However, the emergence of AI will absolutely cause some major changes, including new product lines, new ways of doing analytics, and new ways of communicating.
#3 Developing a Comprehensive Data Strategy
Data is the new oil… or black gold… so keep mining. Data is invaluable for insurers, and the volume and quality of data determine how we identify, quantify, place, and manage risk. Since AI technology does best with an abundance of data, insurers must have a strategy in place for organizing internal data and securing external data.
External data is always more challenging to access and compile so that it is as complete as possible. Obtaining external data may require the direct acquisition of data assets, licensing data sources, using data APIs, and forming partnerships with data brokers. The external data can then be added to internal data to get a good idea of risk.
#4 Creating an Infrastructure That Balancing Human Talent & AI
To win with AI in the insurance industry, it’s critical to create a company infrastructure that makes the best use of human talent and combines it with AI’s data-sourcing and automation capabilities. The human talent must also be open to working with AI and have a good understanding of how it works.

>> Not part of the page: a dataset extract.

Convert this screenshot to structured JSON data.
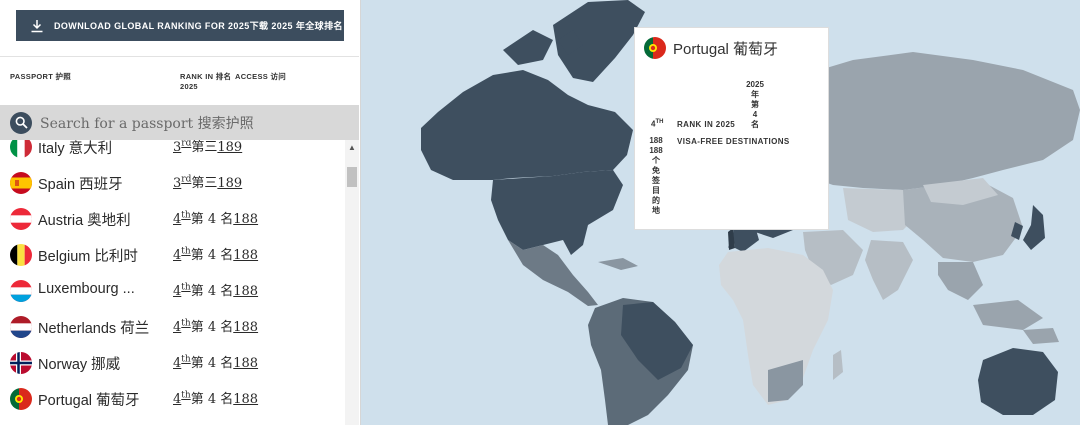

Insurance companies will need to assemble a team of people with a skill set that includes technological know-how, natural creativity, and an ability to adapt to changing times and technologies. This team of professionals will include data scientists and engineers, technologists, cloud computing specialists, and user experience designers.
The company may need to plan for continuing education for its people to keep up with changing technology and compete in the industry.
Machine Learning and Underwriting
Underwriting is another significant area that can utilize AI to streamline the process. By 2030, insurers may be able to reduce the underwriting process to only a few seconds due to the machine and deep learning models built into the technology. The internal and external data sets power these models, making the whole process more efficient for both insurers and policyholders.
AI will ultimately shape every part of the insurance process, from claims to distribution to underwriting to pricing, but nothing can replace the human connection. Great technology still requires great people.
While technological advances over the next few years could wildly disrupt the insurance industry, having a positive growth mindset is essential. The insurance industry isn’t fixed and isn’t going to become irrelevant. Instead, there are as many opportunities in the industry as there will be changes. AI has great potential for supporting the insurance industry through automation, streamlining processes, sourcing data, predicting risk, and even automating underwriting. AI may make us more efficient and better at what we do.